Carlos Torres Vila, the chief executive—an engineer by training, promoted by Mr González from running digital operations in 2015—tracks the take-up of technology obsessively. In Spain digital sales (eg, loans, mortgage or insurance policies arranged online) made up 26.3% of the total, by volume, in the first eight months of 2017, up from 17.1% in 2016 and just 8.8% in 2015. The number using the app as their main link to services has risen by 40% in the past 12 months.
The top brass believes that BBVA’s growing wealth of information about its customers, plus the trust that comes from tending their money, gives it an advantage over the tech giants.
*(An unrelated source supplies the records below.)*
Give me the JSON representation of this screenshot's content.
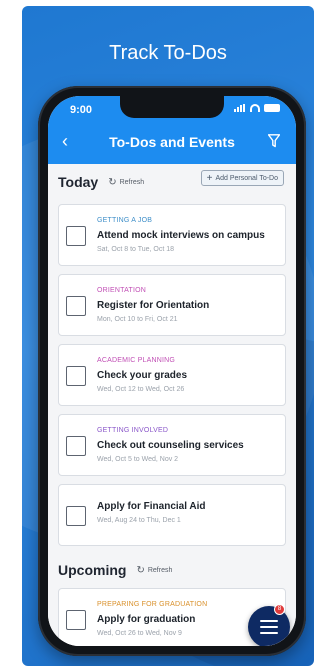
{
  "headline": "Track To-Dos",
  "status": {
    "time": "9:00"
  },
  "nav": {
    "back": "‹",
    "title": "To-Dos and Events"
  },
  "today": {
    "title": "Today",
    "refresh_label": "Refresh",
    "add_label": "Add Personal To-Do",
    "items": [
      {
        "category": "GETTING A JOB",
        "category_color": "#3f8fc9",
        "title": "Attend mock interviews on campus",
        "dates": "Sat, Oct 8 to Tue, Oct 18"
      },
      {
        "category": "ORIENTATION",
        "category_color": "#c14fb5",
        "title": "Register for Orientation",
        "dates": "Mon, Oct 10 to Fri, Oct 21"
      },
      {
        "category": "ACADEMIC PLANNING",
        "category_color": "#c14fb5",
        "title": "Check your grades",
        "dates": "Wed, Oct 12 to Wed, Oct 26"
      },
      {
        "category": "GETTING INVOLVED",
        "category_color": "#8a57c9",
        "title": "Check out counseling services",
        "dates": "Wed, Oct 5 to Wed, Nov 2"
      },
      {
        "category": "",
        "category_color": "#3f8fc9",
        "title": "Apply for Financial Aid",
        "dates": "Wed, Aug 24 to Thu, Dec 1"
      }
    ]
  },
  "upcoming": {
    "title": "Upcoming",
    "refresh_label": "Refresh",
    "items": [
      {
        "category": "PREPARING FOR GRADUATION",
        "category_color": "#d9902a",
        "title": "Apply for graduation",
        "dates": "Wed, Oct 26 to Wed, Nov 9"
      }
    ]
  },
  "fab": {
    "badge": "8"
  },
  "colors": {
    "primary": "#1d8cf0",
    "fab": "#0e2a63",
    "badge": "#e03a3a"
  }
}
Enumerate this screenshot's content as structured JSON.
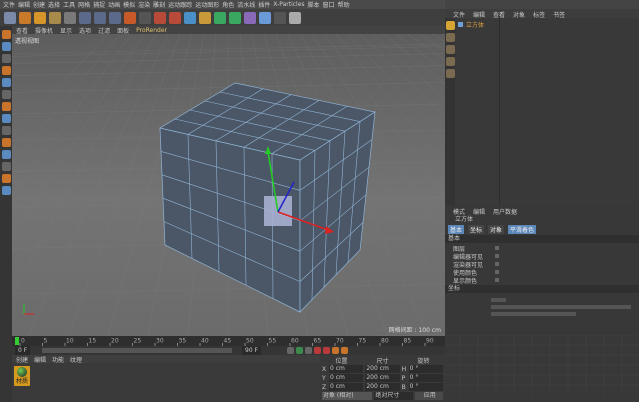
{
  "menu": [
    "文件",
    "编辑",
    "创建",
    "选择",
    "工具",
    "网格",
    "捕捉",
    "动画",
    "模拟",
    "渲染",
    "雕刻",
    "运动跟踪",
    "运动图形",
    "角色",
    "流水线",
    "插件",
    "X-Particles",
    "脚本",
    "窗口",
    "帮助"
  ],
  "viewport": {
    "menu": [
      "查看",
      "摄像机",
      "显示",
      "选项",
      "过滤",
      "面板",
      "ProRender"
    ],
    "label": "透视视图",
    "grid_info": "网格间距 : 100 cm"
  },
  "timeline": {
    "ticks": [
      "0",
      "5",
      "10",
      "15",
      "20",
      "25",
      "30",
      "35",
      "40",
      "45",
      "50",
      "55",
      "60",
      "65",
      "70",
      "75",
      "80",
      "85",
      "90"
    ],
    "end_frame": "0 F",
    "start_field": "0 F",
    "end_field": "90 F"
  },
  "materials": {
    "menu": [
      "创建",
      "编辑",
      "功能",
      "纹理"
    ],
    "item": "材质"
  },
  "coords": {
    "headers": [
      "位置",
      "尺寸",
      "旋转"
    ],
    "rows": [
      [
        "X",
        "0 cm",
        "200 cm",
        "H",
        "0 °"
      ],
      [
        "Y",
        "0 cm",
        "200 cm",
        "P",
        "0 °"
      ],
      [
        "Z",
        "0 cm",
        "200 cm",
        "B",
        "0 °"
      ]
    ],
    "mode": "对象 (相对)",
    "size_mode": "绝对尺寸",
    "apply": "应用"
  },
  "objects": {
    "menu": [
      "文件",
      "编辑",
      "查看",
      "对象",
      "标签",
      "书签"
    ],
    "item": "立方体"
  },
  "attributes": {
    "menu": [
      "模式",
      "编辑",
      "用户数据"
    ],
    "title": "立方体",
    "tabs": [
      "基本",
      "坐标",
      "对象",
      "平滑着色"
    ],
    "sections": [
      "基本",
      "坐标"
    ],
    "rows": [
      "图层",
      "编辑器可见",
      "渲染器可见",
      "使用颜色",
      "显示颜色"
    ]
  },
  "colors": {
    "accent": "#6fa0d8",
    "cube": "#4b5766",
    "wire": "#8fb4d6"
  }
}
Even if people rarely visit branches, they interact with the bank more often on smartphones, says Mr White. Therein lies a chance to become an online marketplace for financial services, including those of third parties—and perhaps non-financial services too. Next year the EU’s new Payment Services Directive, known as PSD2, will open up customer data, exposing banks to competition from each other and from outsiders; BBVA’s bosses insist that, for their bank, PSD2 is more opportunity than threat.
Valora, BBVA’s app for Spanish homebuyers, indicates the bank’s direction. It tells you the likely price of the house you fancy, how much others nearby were sold for and what your own might fetch—all data pulled in from elsewhere. It assesses the damage to your monthly budget and of course steers you to BBVA for a mortgage. People using BBVA’s mortgage simulator are twice as likely to take out a loan if they go through Valora.
Other ideas are popping up. Tuyyo, an app for sending remittances between America and Mexico, is due to appear on October 16th—and other products, such as insurance, could one day be added to it. For a few cents Colombian customers taking out cash can buy insurance against being robbed during the next few hours, by pressing a button on the automated teller machine; 250,000 did so in July and over 350,000 in August.
So far, however, the grand vision has yielded more promise than profit. Granted, there is much to admire. BBVA’s return on tangible equity in the second quarter, at 10.5%, was healthy by Europe’s modest standards and 1.6 percentage points higher than a year earlier. Its Mexican bank, BBVA Bancomer, the country’s largest, boasts hefty margins and is the biggest contributor to group profit. BBVA’s stake of just under half in Garanti, Turkey’s second-biggest bank, looks like a good bet on a young, tech-hungry country, despite political turmoil there.
But few clear signs suggest the technological transformation is yet yielding much revenue. Analysts praise BBVA’s plans and its early start, but also speak highly of ING, of the Netherlands, Germany’s Commerzbank and others. They complain that Mr Torres Vila’s indicators of digital progress lack long-term financial targets (except for the ratio of equity to risk-weighted assets, at 11%; it beats that). The stockmarket is not very impressed. Over the past five years, little distinguishes BBVA’s share price from those of Santander and CaixaBank, which rank first and third in Spain (see chart). In recent days all three have been dented by the crisis in Catalonia.
“It takes four or five years to have a substantially different business,” Mr Torres Vila says. A good flow of digital products will take time to show a return. By then, Mr González will be gone. He is 72 and the bank’s rules say he must go at 75. If he is right, the tech giants may by then be parked on BBVA’s lawn. At least it will be expecting them.